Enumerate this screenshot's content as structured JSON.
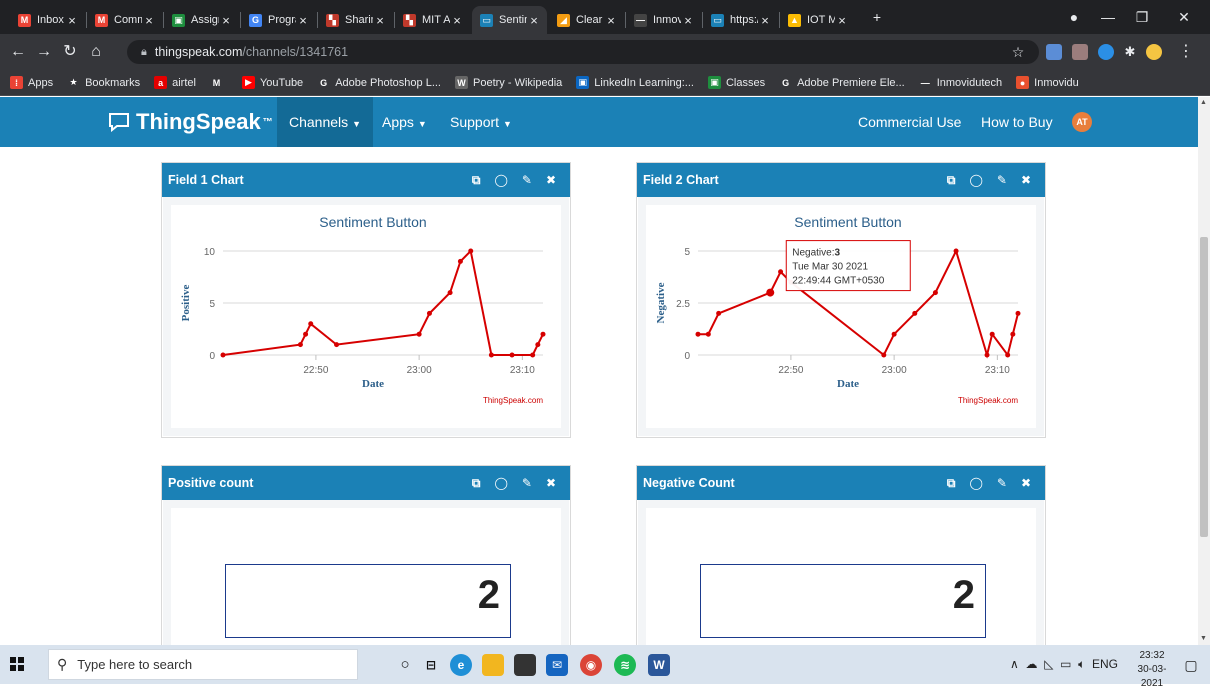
{
  "browser": {
    "tabs": [
      {
        "label": "Inbox (",
        "icon": "gmail-icon",
        "color": "#ea4335",
        "glyph": "M"
      },
      {
        "label": "Comm",
        "icon": "gmail-icon",
        "color": "#ea4335",
        "glyph": "M"
      },
      {
        "label": "Assign",
        "icon": "classroom-icon",
        "color": "#1e8e3e",
        "glyph": "▣"
      },
      {
        "label": "Progra",
        "icon": "google-icon",
        "color": "#4285f4",
        "glyph": "G"
      },
      {
        "label": "Sharin",
        "icon": "mit-icon",
        "color": "#c0392b",
        "glyph": "▚"
      },
      {
        "label": "MIT A",
        "icon": "mit-icon",
        "color": "#c0392b",
        "glyph": "▚"
      },
      {
        "label": "Sentim",
        "icon": "thingspeak-icon",
        "color": "#1b81b6",
        "glyph": "▭",
        "active": true
      },
      {
        "label": "Clear",
        "icon": "clear-icon",
        "color": "#f39c12",
        "glyph": "◢"
      },
      {
        "label": "Inmov",
        "icon": "inmovidu-icon",
        "color": "#444444",
        "glyph": "—"
      },
      {
        "label": "https:/",
        "icon": "thingspeak-icon",
        "color": "#1b81b6",
        "glyph": "▭"
      },
      {
        "label": "IOT M",
        "icon": "drive-icon",
        "color": "#fbbc04",
        "glyph": "▲"
      }
    ],
    "new_tab": "+",
    "url_host": "thingspeak.com",
    "url_path": "/channels/1341761",
    "bookmarks": [
      {
        "label": "Apps",
        "icon": "apps-grid-icon",
        "color": "#ea4335",
        "glyph": "⁞"
      },
      {
        "label": "Bookmarks",
        "icon": "star-icon",
        "color": "#35363a",
        "glyph": "★"
      },
      {
        "label": "airtel",
        "icon": "airtel-icon",
        "color": "#e40000",
        "glyph": "a"
      },
      {
        "label": "",
        "icon": "gmail-icon",
        "color": "#35363a",
        "glyph": "M"
      },
      {
        "label": "YouTube",
        "icon": "youtube-icon",
        "color": "#ff0000",
        "glyph": "▶"
      },
      {
        "label": "Adobe Photoshop L...",
        "icon": "google-icon",
        "color": "#35363a",
        "glyph": "G"
      },
      {
        "label": "Poetry - Wikipedia",
        "icon": "wikipedia-icon",
        "color": "#666666",
        "glyph": "W"
      },
      {
        "label": "LinkedIn Learning:...",
        "icon": "linkedin-icon",
        "color": "#0a66c2",
        "glyph": "▣"
      },
      {
        "label": "Classes",
        "icon": "classroom-icon",
        "color": "#1e8e3e",
        "glyph": "▣"
      },
      {
        "label": "Adobe Premiere Ele...",
        "icon": "google-icon",
        "color": "#35363a",
        "glyph": "G"
      },
      {
        "label": "Inmovidutech",
        "icon": "inmovidu-icon",
        "color": "#35363a",
        "glyph": "—"
      },
      {
        "label": "Inmovidu",
        "icon": "inmovidu-fire-icon",
        "color": "#e8502e",
        "glyph": "●"
      }
    ]
  },
  "thingspeak": {
    "brand": "ThingSpeak",
    "brand_tm": "™",
    "menu": [
      {
        "label": "Channels",
        "caret": true,
        "active": true
      },
      {
        "label": "Apps",
        "caret": true
      },
      {
        "label": "Support",
        "caret": true
      }
    ],
    "right_links": [
      "Commercial Use",
      "How to Buy"
    ],
    "avatar": "AT",
    "brand_color": "#1b81b6"
  },
  "widgets": {
    "field1": {
      "title": "Field 1 Chart"
    },
    "field2": {
      "title": "Field 2 Chart"
    },
    "positive": {
      "title": "Positive count",
      "value": "2"
    },
    "negative": {
      "title": "Negative Count",
      "value": "2"
    }
  },
  "chart_data": [
    {
      "type": "line",
      "title": "Sentiment Button",
      "xlabel": "Date",
      "ylabel": "Positive",
      "credit": "ThingSpeak.com",
      "xticks": [
        "22:50",
        "23:00",
        "23:10"
      ],
      "yticks": [
        "0",
        "5",
        "10"
      ],
      "xlim": [
        "22:41",
        "23:12"
      ],
      "ylim": [
        0,
        10
      ],
      "grid": true,
      "color": "#d60000",
      "x": [
        "22:41",
        "22:48.5",
        "22:49",
        "22:49.5",
        "22:52",
        "23:00",
        "23:01",
        "23:03",
        "23:04",
        "23:05",
        "23:07",
        "23:09",
        "23:11",
        "23:11.5",
        "23:12"
      ],
      "y": [
        0,
        1,
        2,
        3,
        1,
        2,
        4,
        6,
        9,
        10,
        0,
        0,
        0,
        1,
        2
      ]
    },
    {
      "type": "line",
      "title": "Sentiment Button",
      "xlabel": "Date",
      "ylabel": "Negative",
      "credit": "ThingSpeak.com",
      "xticks": [
        "22:50",
        "23:00",
        "23:10"
      ],
      "yticks": [
        "0",
        "2.5",
        "5"
      ],
      "xlim": [
        "22:41",
        "23:12"
      ],
      "ylim": [
        0,
        5
      ],
      "grid": true,
      "color": "#d60000",
      "x": [
        "22:41",
        "22:42",
        "22:43",
        "22:48",
        "22:49",
        "22:50",
        "22:59",
        "23:00",
        "23:02",
        "23:04",
        "23:06",
        "23:09",
        "23:09.5",
        "23:11",
        "23:11.5",
        "23:12"
      ],
      "y": [
        1,
        1,
        2,
        3,
        4,
        3.5,
        0,
        1,
        2,
        3,
        5,
        0,
        1,
        0,
        1,
        2
      ],
      "tooltip": {
        "series": "Negative",
        "value": "3",
        "date": "Tue Mar 30 2021",
        "time": "22:49:44 GMT+0530",
        "point_index": 3
      }
    }
  ],
  "taskbar": {
    "search_placeholder": "Type here to search",
    "tray_lang": "ENG",
    "time": "23:32",
    "date": "30-03-2021"
  }
}
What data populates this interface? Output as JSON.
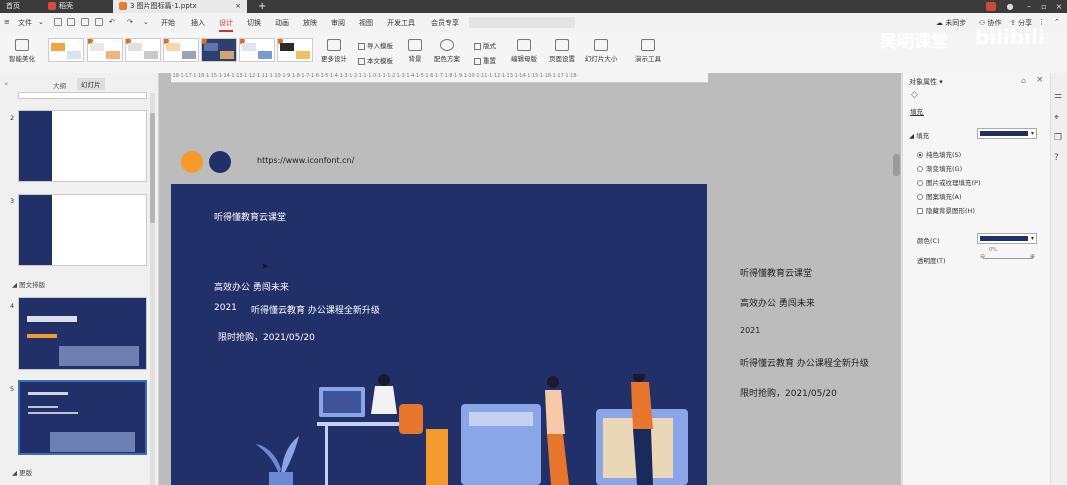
{
  "titlebar": {
    "tabs": [
      {
        "label": "首页",
        "color": "#3b3b3b"
      },
      {
        "label": "稻壳",
        "color": "#d94a3a"
      },
      {
        "label": "3 图片图标篇-1.pptx",
        "color": "#e87a2b"
      }
    ],
    "add_tab": "+"
  },
  "menubar": {
    "file_label": "文件",
    "items": [
      "开始",
      "插入",
      "设计",
      "切换",
      "动画",
      "放映",
      "审阅",
      "视图",
      "开发工具",
      "会员专享"
    ],
    "active": "设计",
    "right": {
      "sync": "未同步",
      "collab": "协作",
      "share": "分享"
    }
  },
  "ribbon": {
    "smart_beautify": "智能美化",
    "more_design": "更多设计",
    "import_template": "导入模板",
    "text_template": "本文模板",
    "background": "背景",
    "color_scheme": "配色方案",
    "layout": "版式",
    "reset": "重置",
    "edit_master": "编辑母版",
    "page_setup": "页面设置",
    "slide_size": "幻灯片大小",
    "present_tools": "演示工具"
  },
  "leftpanel": {
    "tab_outline": "大纲",
    "tab_slides": "幻灯片",
    "slide_numbers": [
      "2",
      "3",
      "4",
      "5"
    ],
    "sections": [
      "图文排版",
      "更版"
    ]
  },
  "ruler_text": "·18·1·17·1·16·1·15·1·14·1·13·1·12·1·11·1·10·1·9·1·8·1·7·1·6·1·5·1·4·1·3·1·2·1·1·1·0·1·1·1·2·1·3·1·4·1·5·1·6·1·7·1·8·1·9·1·10·1·11·1·12·1·13·1·14·1·15·1·16·1·17·1·18·",
  "canvas": {
    "url_text": "https://www.iconfont.cn/",
    "circle_orange": "#f59a2c",
    "circle_navy": "#22306a",
    "slide": {
      "title": "听得懂教育云课堂",
      "slogan": "高效办公 勇闯未来",
      "year": "2021",
      "upgrade": "听得懂云教育 办公课程全新升级",
      "promo": "限时抢购，2021/05/20",
      "bg_color": "#22306a"
    },
    "outside": {
      "line1": "听得懂教育云课堂",
      "line2": "高效办公 勇闯未来",
      "line3": "2021",
      "line4": "听得懂云教育 办公课程全新升级",
      "line5": "限时抢购，2021/05/20"
    }
  },
  "rightpanel": {
    "title": "对象属性",
    "fill_tab": "填充",
    "fill_section": "填充",
    "fill_color": "#22306a",
    "options": [
      {
        "label": "纯色填充(S)",
        "selected": true
      },
      {
        "label": "渐变填充(G)",
        "selected": false
      },
      {
        "label": "图片或纹理填充(P)",
        "selected": false
      },
      {
        "label": "图案填充(A)",
        "selected": false
      }
    ],
    "hide_bg": "隐藏背景图形(H)",
    "color_label": "颜色(C)",
    "transparency_label": "透明度(T)",
    "transparency_value": "0%"
  },
  "watermark": {
    "channel": "吴明课堂",
    "platform": "bilibili"
  }
}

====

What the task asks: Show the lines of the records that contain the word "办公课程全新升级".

Solution to this problem:
      "upgrade": "听得懂云教育 办公课程全新升级",
      "line4": "听得懂云教育 办公课程全新升级",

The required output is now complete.